CPM + A Research Problem
CPM conf has been good at connecting with suitable
- math (periodicity properties of strings, decomposition theorems),
- data structures (dynamic, compressed, cache oblivious),
- approximation/randomization algorithms (sequence comparison, string embeddings, Karp-Rabin fingerprints), and going out to find
- applications (computational biology, compression, databases, information retrieval).
CPM has also been good at training some top class algorithmers; another niche area with this claim is Scheduling Theory. Still, CPM is less successful than it could become. Connection to more approx/random main stream algorithms, finding applications for the techniques in web retrieval, and perhaps collocation in the future with other more visible confs could bring more attention to CPM.Instead of focusing on applications, I spoke about fundamental problems in string matching: extending non-standard string matching framework to develop a theory of alignments, 2 dimensional indexing, edit distance embeddings and others. Here is a research problem:
Input: Given k pairs of strings (fn_i, ln_i) of each length l. May be preprocessed.
Output: Given a query (p,q), find all i's such that fn_i contains p and ln_i contains q.

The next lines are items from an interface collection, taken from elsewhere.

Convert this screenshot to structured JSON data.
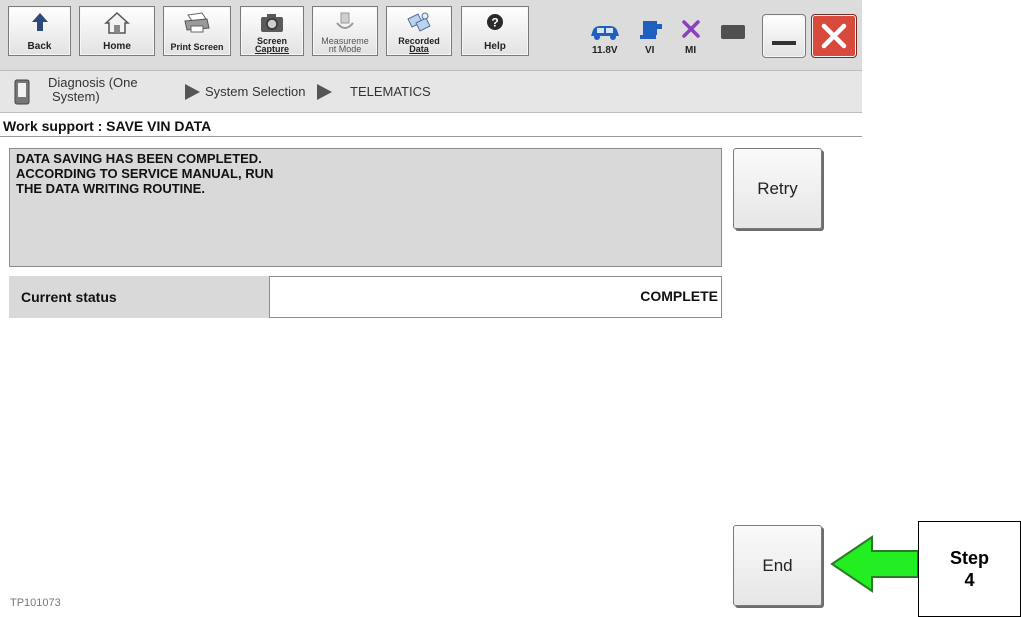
{
  "toolbar": {
    "buttons": [
      {
        "label": "Back",
        "icon": "back-arrow-icon"
      },
      {
        "label": "Home",
        "icon": "home-icon"
      },
      {
        "label": "Print Screen",
        "icon": "printer-icon"
      },
      {
        "label_line1": "Screen",
        "label_line2": "Capture",
        "icon": "camera-icon"
      },
      {
        "label_line1": "Measureme",
        "label_line2": "nt Mode",
        "icon": "measurement-icon"
      },
      {
        "label_line1": "Recorded",
        "label_line2": "Data",
        "icon": "recorded-data-icon"
      },
      {
        "label": "Help",
        "icon": "help-icon"
      }
    ],
    "status": {
      "voltage": "11.8V",
      "vi_label": "VI",
      "mi_label": "MI"
    }
  },
  "breadcrumb": {
    "items": [
      "Diagnosis (One System)",
      "System Selection",
      "TELEMATICS"
    ],
    "first_line1": "Diagnosis (One",
    "first_line2": "System)"
  },
  "page": {
    "title": "Work support : SAVE VIN DATA",
    "message_lines": [
      "DATA SAVING HAS BEEN COMPLETED.",
      "ACCORDING TO SERVICE MANUAL, RUN",
      "THE DATA WRITING ROUTINE."
    ],
    "retry_label": "Retry",
    "status_label": "Current status",
    "status_value": "COMPLETE",
    "end_label": "End"
  },
  "footer": {
    "code": "TP101073"
  },
  "annotation": {
    "step_line1": "Step",
    "step_line2": "4"
  },
  "colors": {
    "callout_arrow": "#22ee22",
    "close_button": "#d84b3c",
    "toolbar_icon_blue": "#1f5fbf"
  }
}
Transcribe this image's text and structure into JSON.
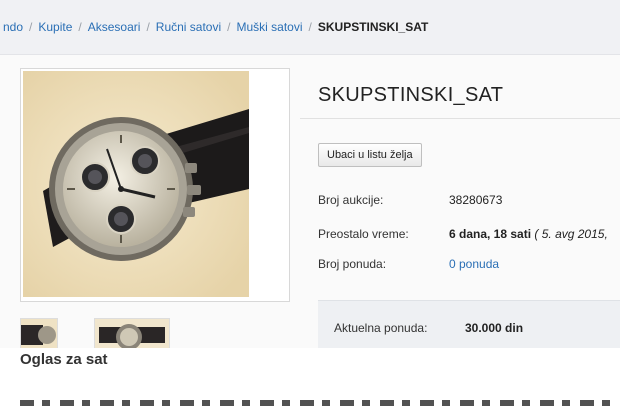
{
  "breadcrumb": {
    "items": [
      {
        "label": "ndo"
      },
      {
        "label": "Kupite"
      },
      {
        "label": "Aksesoari"
      },
      {
        "label": "Ručni satovi"
      },
      {
        "label": "Muški satovi"
      }
    ],
    "separator": "/",
    "current": "SKUPSTINSKI_SAT"
  },
  "product": {
    "title": "SKUPSTINSKI_SAT",
    "image_icon": "wristwatch-photo",
    "wishlist_label": "Ubaci u listu želja"
  },
  "details": {
    "auction_label": "Broj aukcije:",
    "auction_value": "38280673",
    "time_label": "Preostalo vreme:",
    "time_value": "6 dana, 18 sati",
    "time_extra": "( 5. avg 2015,",
    "bids_label": "Broj ponuda:",
    "bids_value": "0 ponuda"
  },
  "bid": {
    "label": "Aktuelna ponuda:",
    "value": "30.000 din"
  },
  "caption": "Oglas za sat",
  "colors": {
    "link": "#2a6fb5",
    "breadcrumb_bg": "#f0f1f4",
    "bid_panel_bg": "#eef0f3"
  }
}
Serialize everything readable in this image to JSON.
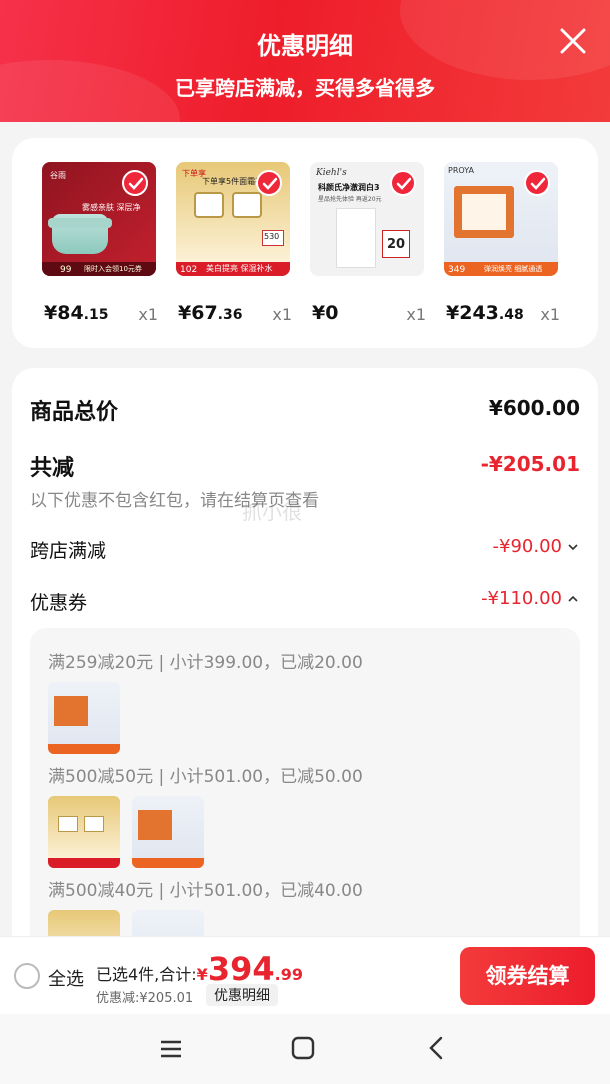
{
  "header": {
    "title": "优惠明细",
    "subtitle": "已享跨店满减，买得多省得多"
  },
  "products": [
    {
      "price_int": "¥84",
      "price_dec": ".15",
      "qty": "x1",
      "brand": "谷雨",
      "tag": "99",
      "tag2": "限时入会领10元券",
      "slogan": "雾感亲肤 深层净"
    },
    {
      "price_int": "¥67",
      "price_dec": ".36",
      "qty": "x1",
      "brand": "下单享",
      "tag": "102",
      "tag2": "美白提亮 保湿补水",
      "slogan": "下单享5件面霜礼",
      "num": "530"
    },
    {
      "price_int": "¥0",
      "price_dec": "",
      "qty": "x1",
      "brand": "Kiehl's",
      "tag": "20",
      "slogan": "科颜氏净澈润白3",
      "slogan2": "星品抢先体验 再返20元"
    },
    {
      "price_int": "¥243",
      "price_dec": ".48",
      "qty": "x1",
      "brand": "PROYA",
      "tag": "349",
      "tag2": "弹润焕亮 细腻通透"
    }
  ],
  "summary": {
    "total_label": "商品总价",
    "total_value": "¥600.00",
    "discount_label": "共减",
    "discount_value": "-¥205.01",
    "note": "以下优惠不包含红包，请在结算页查看",
    "cross_store_label": "跨店满减",
    "cross_store_value": "-¥90.00",
    "coupon_label": "优惠券",
    "coupon_value": "-¥110.00"
  },
  "coupons": [
    {
      "text": "满259减20元 | 小计399.00，已减20.00"
    },
    {
      "text": "满500减50元 | 小计501.00，已减50.00"
    },
    {
      "text": "满500减40元 | 小计501.00，已减40.00"
    }
  ],
  "watermark": "抓小很",
  "bottom": {
    "select_all": "全选",
    "selected_summary": "已选4件,合计:",
    "total_symbol": "¥",
    "total_int": "394",
    "total_dec": ".99",
    "discount_text": "优惠减:¥205.01",
    "detail_link": "优惠明细",
    "checkout": "领券结算"
  },
  "colors": {
    "accent": "#f0273b",
    "discount": "#e8242f"
  }
}
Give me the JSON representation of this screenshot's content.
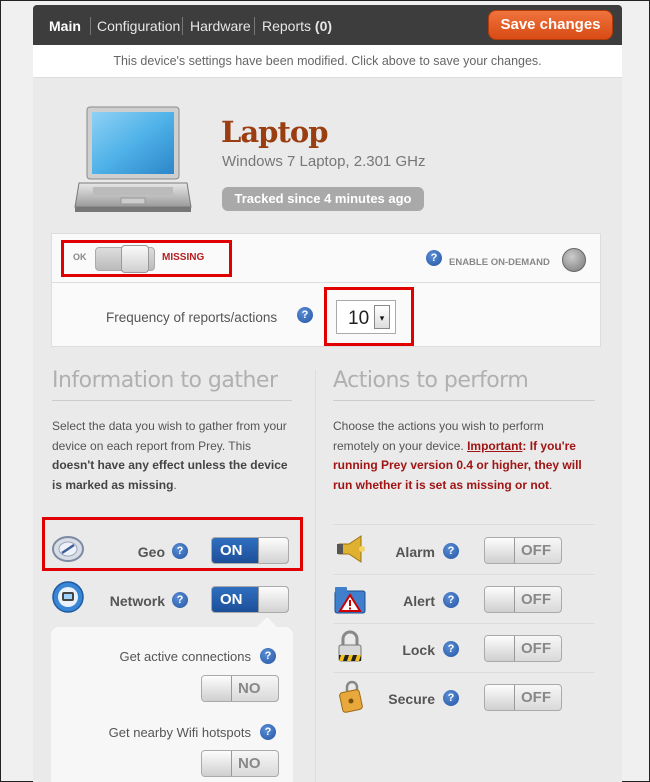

Target: With linear preprocessing we can answer the query in O(k+l) time by indexing each dimension separately and merging the two output lists. With O(kl^2) preprocessing, query time comes down to O(l + polylog (k)). What we need is a solution with better tradeoff between preprocessing time/space and query (same flavor as the vaunted nearest neighbors problem in high dimensions). Check out the reference (this is written in external memory parlance, but can be easily massaged to the standard RAM).